→ **Data extracts**
══════

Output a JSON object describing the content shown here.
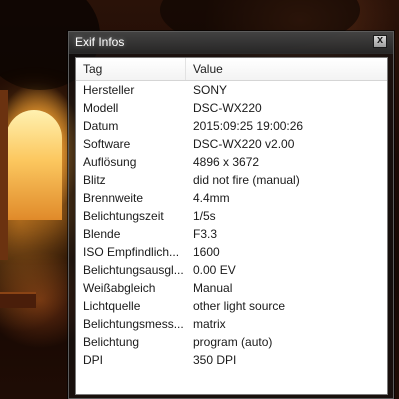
{
  "window": {
    "title": "Exif Infos",
    "close_symbol": "x"
  },
  "table": {
    "columns": [
      "Tag",
      "Value"
    ],
    "rows": [
      {
        "tag": "Hersteller",
        "value": "SONY"
      },
      {
        "tag": "Modell",
        "value": "DSC-WX220"
      },
      {
        "tag": "Datum",
        "value": "2015:09:25 19:00:26"
      },
      {
        "tag": "Software",
        "value": "DSC-WX220 v2.00"
      },
      {
        "tag": "Auflösung",
        "value": "4896 x 3672"
      },
      {
        "tag": "Blitz",
        "value": "did not fire (manual)"
      },
      {
        "tag": "Brennweite",
        "value": "4.4mm"
      },
      {
        "tag": "Belichtungszeit",
        "value": "1/5s"
      },
      {
        "tag": "Blende",
        "value": "F3.3"
      },
      {
        "tag": "ISO Empfindlich...",
        "value": "1600"
      },
      {
        "tag": "Belichtungsausgl...",
        "value": "0.00 EV"
      },
      {
        "tag": "Weißabgleich",
        "value": "Manual"
      },
      {
        "tag": "Lichtquelle",
        "value": "other light source"
      },
      {
        "tag": "Belichtungsmess...",
        "value": "matrix"
      },
      {
        "tag": "Belichtung",
        "value": "program (auto)"
      },
      {
        "tag": "DPI",
        "value": "350 DPI"
      }
    ]
  }
}
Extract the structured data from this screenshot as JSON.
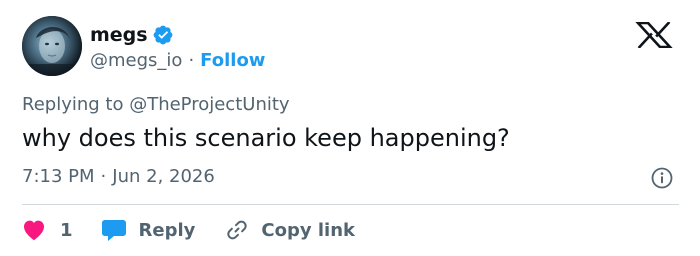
{
  "tweet": {
    "author": {
      "display_name": "megs",
      "handle": "@megs_io",
      "verified": true,
      "avatar": "profile-photo"
    },
    "follow_label": "Follow",
    "separator": "·",
    "platform_logo": "x-logo",
    "replying_prefix": "Replying to ",
    "replying_to": "@TheProjectUnity",
    "text": "why does this scenario keep happening?",
    "time": "7:13 PM",
    "date": "Jun 2, 2026",
    "info_icon": "info-icon"
  },
  "actions": {
    "like_count": "1",
    "reply_label": "Reply",
    "copy_link_label": "Copy link"
  },
  "colors": {
    "accent": "#1d9bf0",
    "like": "#f91880",
    "text_primary": "#0f1419",
    "text_secondary": "#536471",
    "divider": "#cfd9de"
  }
}
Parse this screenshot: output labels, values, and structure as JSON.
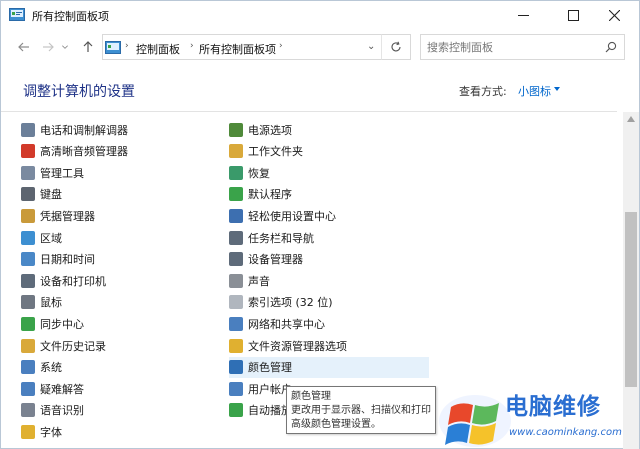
{
  "window": {
    "title": "所有控制面板项"
  },
  "address_bar": {
    "crumbs": [
      "控制面板",
      "所有控制面板项"
    ],
    "search_placeholder": "搜索控制面板"
  },
  "header": {
    "title": "调整计算机的设置",
    "view_by_label": "查看方式:",
    "view_by_value": "小图标"
  },
  "left_items": [
    {
      "label": "电话和调制解调器",
      "icon": "phone-modem-icon",
      "color": "#6b7f99"
    },
    {
      "label": "高清晰音频管理器",
      "icon": "realtek-audio-icon",
      "color": "#d23a2a"
    },
    {
      "label": "管理工具",
      "icon": "admin-tools-icon",
      "color": "#7a8aa0"
    },
    {
      "label": "键盘",
      "icon": "keyboard-icon",
      "color": "#5d6570"
    },
    {
      "label": "凭据管理器",
      "icon": "credential-manager-icon",
      "color": "#c99a3a"
    },
    {
      "label": "区域",
      "icon": "region-icon",
      "color": "#3d8fd1"
    },
    {
      "label": "日期和时间",
      "icon": "date-time-icon",
      "color": "#4a88c7"
    },
    {
      "label": "设备和打印机",
      "icon": "devices-printers-icon",
      "color": "#5e6b7a"
    },
    {
      "label": "鼠标",
      "icon": "mouse-icon",
      "color": "#6f7782"
    },
    {
      "label": "同步中心",
      "icon": "sync-center-icon",
      "color": "#3aa34a"
    },
    {
      "label": "文件历史记录",
      "icon": "file-history-icon",
      "color": "#d9a93a"
    },
    {
      "label": "系统",
      "icon": "system-icon",
      "color": "#4a7fbf"
    },
    {
      "label": "疑难解答",
      "icon": "troubleshooting-icon",
      "color": "#4a7fbf"
    },
    {
      "label": "语音识别",
      "icon": "speech-recognition-icon",
      "color": "#7a8290"
    },
    {
      "label": "字体",
      "icon": "fonts-icon",
      "color": "#e0b030"
    }
  ],
  "right_items": [
    {
      "label": "电源选项",
      "icon": "power-options-icon",
      "color": "#4f8a3a"
    },
    {
      "label": "工作文件夹",
      "icon": "work-folders-icon",
      "color": "#d9a93a"
    },
    {
      "label": "恢复",
      "icon": "recovery-icon",
      "color": "#3a9a6a"
    },
    {
      "label": "默认程序",
      "icon": "default-programs-icon",
      "color": "#3aa34a"
    },
    {
      "label": "轻松使用设置中心",
      "icon": "ease-of-access-icon",
      "color": "#3d6fb0"
    },
    {
      "label": "任务栏和导航",
      "icon": "taskbar-navigation-icon",
      "color": "#5e6b7a"
    },
    {
      "label": "设备管理器",
      "icon": "device-manager-icon",
      "color": "#5e6b7a"
    },
    {
      "label": "声音",
      "icon": "sound-icon",
      "color": "#8a8f96"
    },
    {
      "label": "索引选项 (32 位)",
      "icon": "indexing-options-icon",
      "color": "#b0b6be"
    },
    {
      "label": "网络和共享中心",
      "icon": "network-sharing-icon",
      "color": "#4a7fbf"
    },
    {
      "label": "文件资源管理器选项",
      "icon": "file-explorer-options-icon",
      "color": "#e0b030"
    },
    {
      "label": "颜色管理",
      "icon": "color-management-icon",
      "color": "#2f6fb5"
    },
    {
      "label": "用户帐户",
      "icon": "user-accounts-icon",
      "color": "#4a7fbf"
    },
    {
      "label": "自动播放",
      "icon": "autoplay-icon",
      "color": "#3aa34a"
    }
  ],
  "tooltip": {
    "title": "颜色管理",
    "line1": "更改用于显示器、扫描仪和打印",
    "line2": "高级颜色管理设置。"
  },
  "watermark": {
    "text": "电脑维修",
    "url": "www.caominkang.com"
  }
}
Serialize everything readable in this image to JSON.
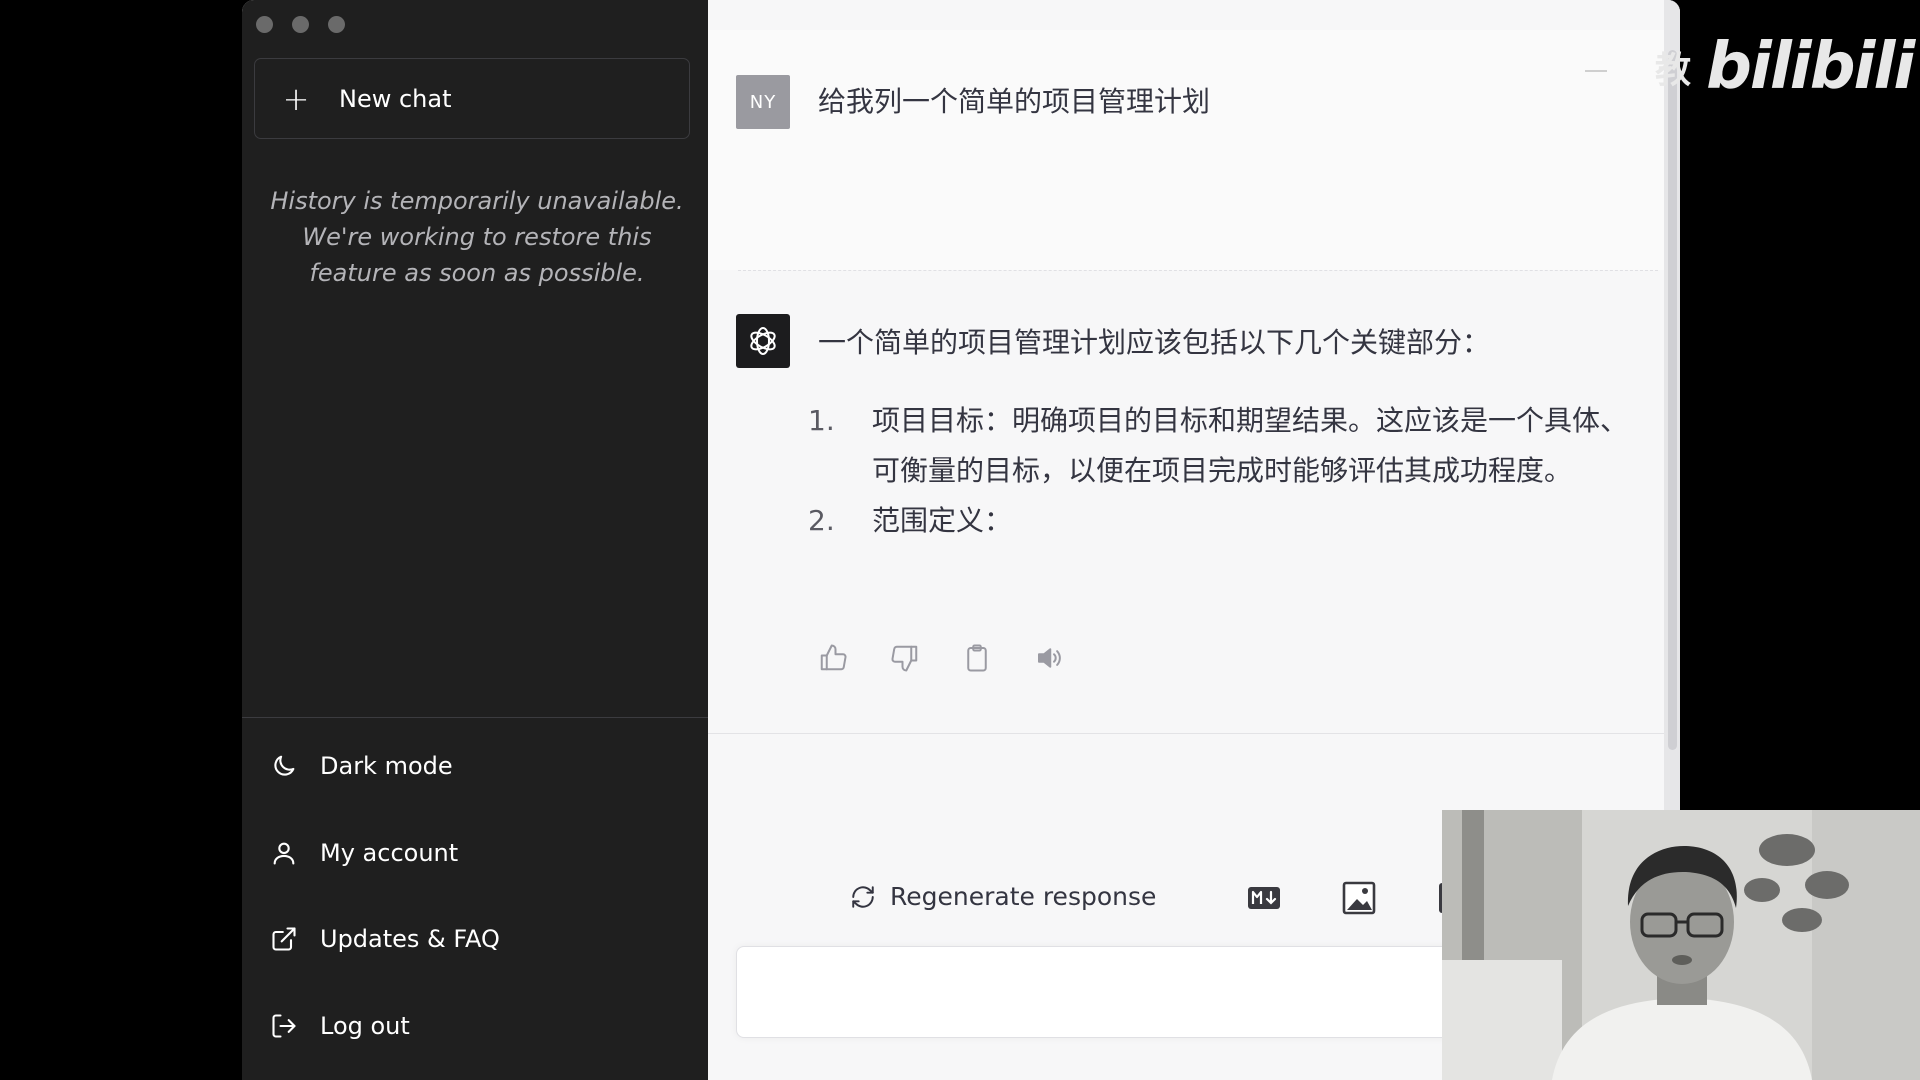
{
  "sidebar": {
    "new_chat_label": "New chat",
    "history_note": "History is temporarily unavailable. We're working to restore this feature as soon as possible.",
    "items": [
      {
        "label": "Dark mode",
        "icon": "moon-icon"
      },
      {
        "label": "My account",
        "icon": "user-icon"
      },
      {
        "label": "Updates & FAQ",
        "icon": "external-link-icon"
      },
      {
        "label": "Log out",
        "icon": "logout-icon"
      }
    ]
  },
  "conversation": {
    "user": {
      "avatar_initials": "NY",
      "message": "给我列一个简单的项目管理计划"
    },
    "assistant": {
      "intro": "一个简单的项目管理计划应该包括以下几个关键部分：",
      "list": [
        {
          "num": "1.",
          "text": "项目目标：明确项目的目标和期望结果。这应该是一个具体、可衡量的目标，以便在项目完成时能够评估其成功程度。"
        },
        {
          "num": "2.",
          "text": "范围定义："
        }
      ]
    }
  },
  "actions": {
    "regenerate_label": "Regenerate response",
    "exports": [
      "markdown-icon",
      "image-icon",
      "pdf-icon"
    ]
  },
  "overlay": {
    "watermark_cn": "教",
    "watermark_logo": "bilibili"
  },
  "colors": {
    "sidebar_bg": "#1f1f1f",
    "main_bg": "#f7f7f8",
    "text": "#343541"
  }
}
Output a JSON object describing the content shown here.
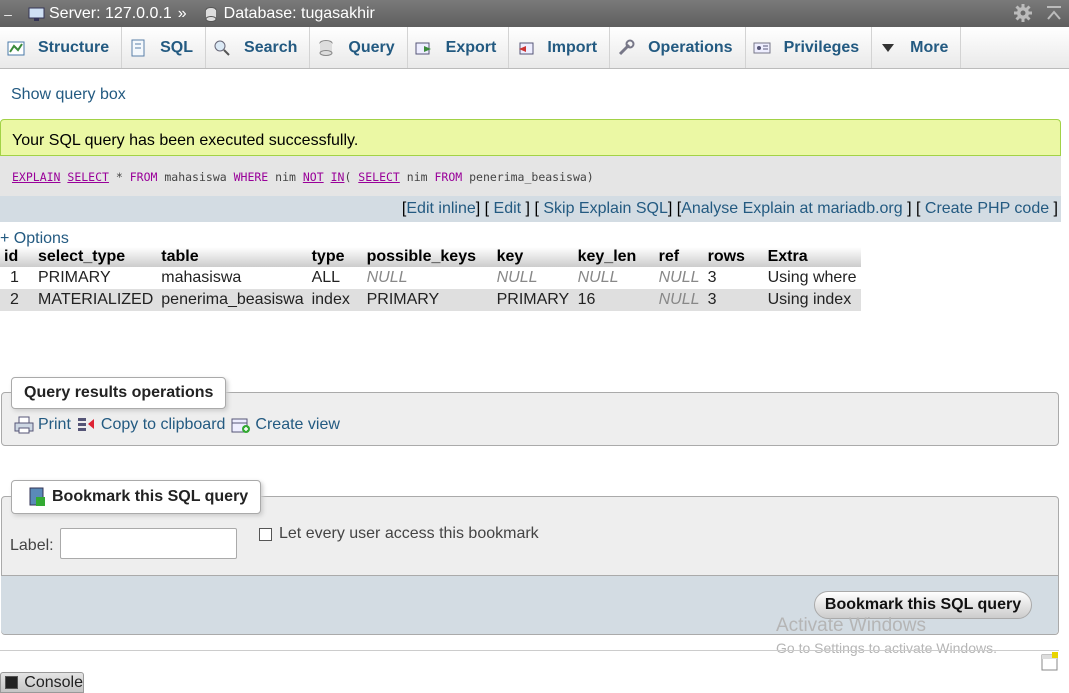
{
  "breadcrumb": {
    "dash": "–",
    "server": "Server: 127.0.0.1",
    "separator": "»",
    "database": "Database: tugasakhir"
  },
  "tabs": [
    {
      "label": "Structure",
      "icon": "structure-icon"
    },
    {
      "label": "SQL",
      "icon": "sql-icon"
    },
    {
      "label": "Search",
      "icon": "search-icon"
    },
    {
      "label": "Query",
      "icon": "query-icon"
    },
    {
      "label": "Export",
      "icon": "export-icon"
    },
    {
      "label": "Import",
      "icon": "import-icon"
    },
    {
      "label": "Operations",
      "icon": "wrench-icon"
    },
    {
      "label": "Privileges",
      "icon": "privileges-icon"
    },
    {
      "label": "More",
      "icon": "triangle-down-icon"
    }
  ],
  "show_query_box": "Show query box",
  "success_message": "Your SQL query has been executed successfully.",
  "sql": {
    "t1": "EXPLAIN",
    "t2": "SELECT",
    "t3": " * ",
    "t4": "FROM",
    "t5": " mahasiswa ",
    "t6": "WHERE",
    "t7": " nim ",
    "t8": "NOT",
    "t9": " ",
    "t10": "IN",
    "t11": "( ",
    "t12": "SELECT",
    "t13": " nim ",
    "t14": "FROM",
    "t15": " penerima_beasiswa)"
  },
  "sql_links": {
    "edit_inline": "Edit inline",
    "edit": "Edit",
    "skip_explain": "Skip Explain SQL",
    "analyse": "Analyse Explain at mariadb.org",
    "create_php": "Create PHP code"
  },
  "options_label": "+ Options",
  "results": {
    "columns": [
      "id",
      "select_type",
      "table",
      "type",
      "possible_keys",
      "key",
      "key_len",
      "ref",
      "rows",
      "Extra"
    ],
    "rows": [
      [
        "1",
        "PRIMARY",
        "mahasiswa",
        "ALL",
        "NULL",
        "NULL",
        "NULL",
        "NULL",
        "3",
        "Using where"
      ],
      [
        "2",
        "MATERIALIZED",
        "penerima_beasiswa",
        "index",
        "PRIMARY",
        "PRIMARY",
        "16",
        "NULL",
        "3",
        "Using index"
      ]
    ]
  },
  "query_ops": {
    "legend": "Query results operations",
    "print": "Print",
    "copy": "Copy to clipboard",
    "create_view": "Create view"
  },
  "bookmark": {
    "legend": "Bookmark this SQL query",
    "label": "Label:",
    "label_value": "",
    "checkbox_label": "Let every user access this bookmark",
    "button": "Bookmark this SQL query"
  },
  "watermark": {
    "line1": "Activate Windows",
    "line2": "Go to Settings to activate Windows."
  },
  "console_label": "Console"
}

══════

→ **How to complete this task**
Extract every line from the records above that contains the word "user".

→ **Reply**
      "icon": "user-accounts-icon",
        "icon": "user-icon"
    "user": {
    "checkbox_label": "Let every user access this bookmark",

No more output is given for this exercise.